The BWL also recently put out a request for proposal to add two, 20 to 50-foot tall, vertical wind machines to the solar field and the new chiller plant. Lark expects these will also contribute renewable power to the grid, and run at about 20 to 25 percent during peak times.
“They’ll be very noticeable, but in terms of wind generation, they’re not going to be big,” Lark says. Using Gassy Grass
The thought of human waste, trash and agricultural waste fueling a plasma TV is slightly disturbing, but it’s the wave of BWL’s future. The BWL and Granger
recently brought a facility online to convert landfill gases to energy
and put it on the energy grid. The conversion is currently fueling about 6,000 homes, and will jump to 10,000 in 2009 and 15,000 in 2012.
“We’re not only taking the carbon out of the atmosphere, we’re also taking care of methane, which is 20 to 25 times more potent than carbon,” Lark says. “The second greatest thing about this contract is that landfill gases are a very, very reliable renewable energy resource.”
The BWL is also experimenting with powering steam units with biomass. The BWL is actively experimenting and is gearing up to test corn-based biomass in its electric generating plants. They also want to test waste sludge as a fuel source, but can’t find a supplier who can provide them with this material in its proper form.
“While this biomass is a great thing and we love it and want to do it, it’s important to us at this point, that we’re absolutely sure that the fuel will be there,” Lark says. “What we’re trying to do is hit everything that’s renewable that we’re aware of.”
Lark’s also working with an advisory group to determine exactly how to incorporate more alternative energy sources into a new coal-fired power plant, proposed to be built in 2018 at a likely cost of $750 million to $1 billion. The citizen’s advisory board includes a host of local leaders, including Paula Cunningham, president of Capitol National Bank

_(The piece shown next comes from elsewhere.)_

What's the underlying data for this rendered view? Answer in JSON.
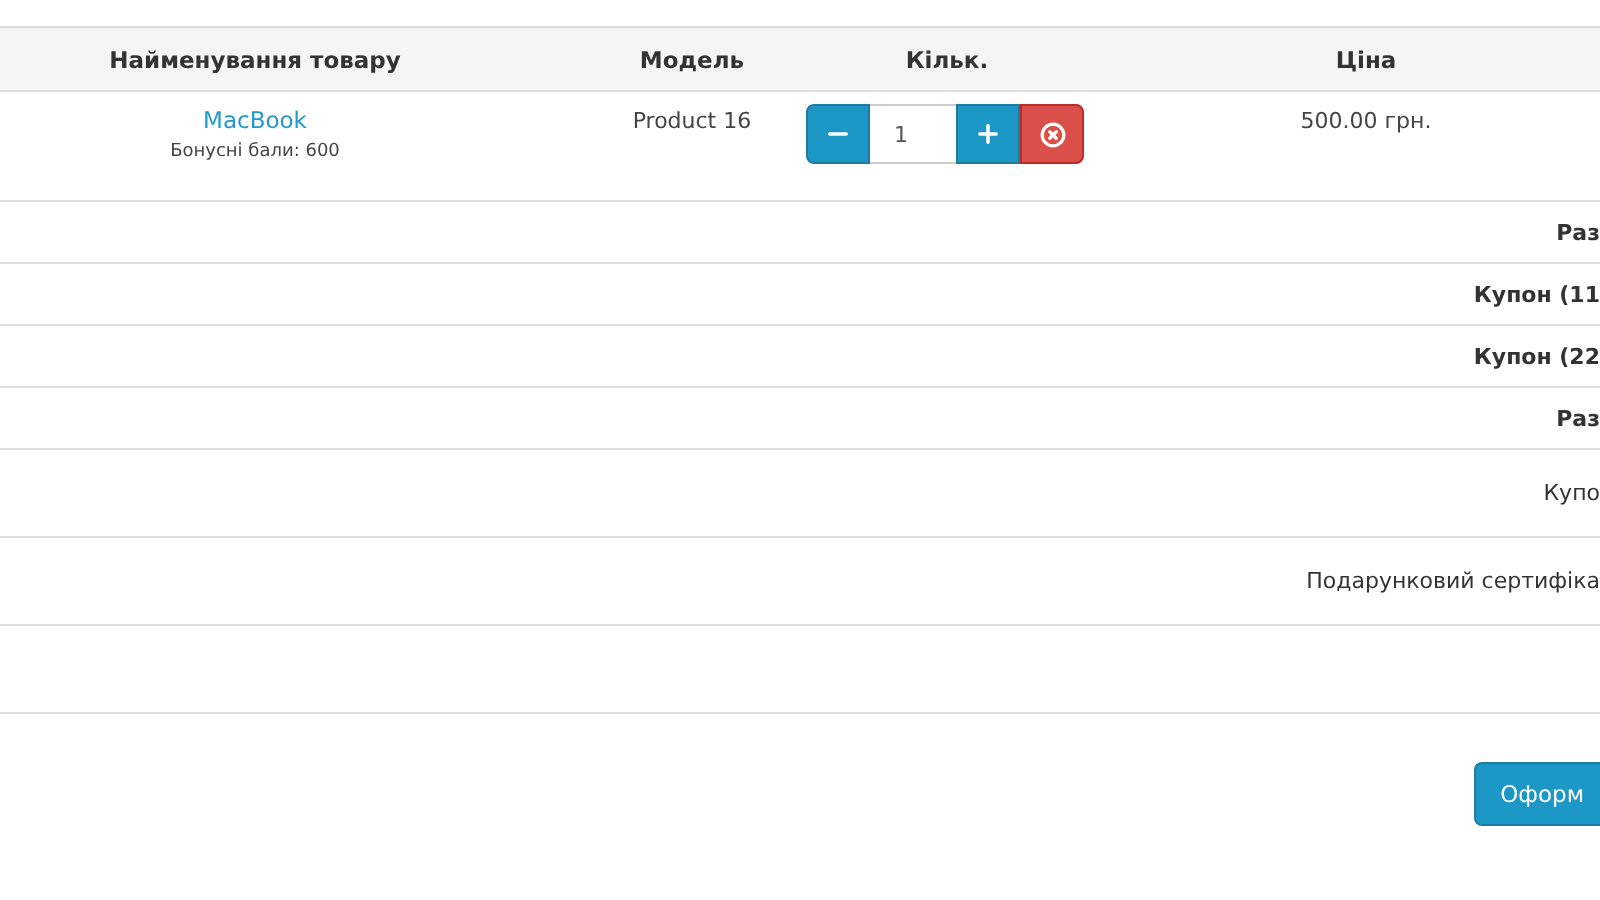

, local developer Pat Gillespie, and Joan Nelson with the Allen Neighborhood Center
“We’re not far enough down the line where I can tell you how much this (adding renewables) will cost, but I can tell you it will cost more,” Lark says.Is the Customer Always Right?
Despite the state’s step toward supporting alternative energy sources, the BWL can’t get too green unless customers agree to pay for it.
“It would appear that the customers are very bullish with renewables,” Lark says. “It would appear that they’re willing to spend extra money to procure renewables.”
But just how bullish are they? Lark doesn’t know, so the BWL is surveying customers, asking them how much they would pay for additional renewables.
“How interested are customers in paying for green steam? I don’t know the answer to that,” Lark says.
Part of the reason is because Lark can’t give them an exact price tag for each of these renewable sources. Until he can, the BWL’s going to continue its “college try” mentality, giving every source the change to prove itself as cost-effective and reliable.
The BWL is also working on an energy efficiency plan, which will hopefully help consumers suck up less energy.
“I’d like to think that we at the Board of Water & Light are already in the vanguard, in that we’ve already had our RPS for two years, so we’re two years ahead of the state standard. But, we’ve got a lot more to develop,” Lark says.To receive Capital Gains free every week, click here.
Ivy Hughes is the managing editor of Capital Gains.
Dave Trumpie is the managing photographer for Capital Gains. He is a freelance photographer and owner of Trumpie Photography.
BWL Downtown solar array
BWL General Manager Peter Lark
The BWL's electric car
Landfill gas-powered generators at Granger
Solar panels being installed near Downtown Lansing
All Photographs © Dave Trumpie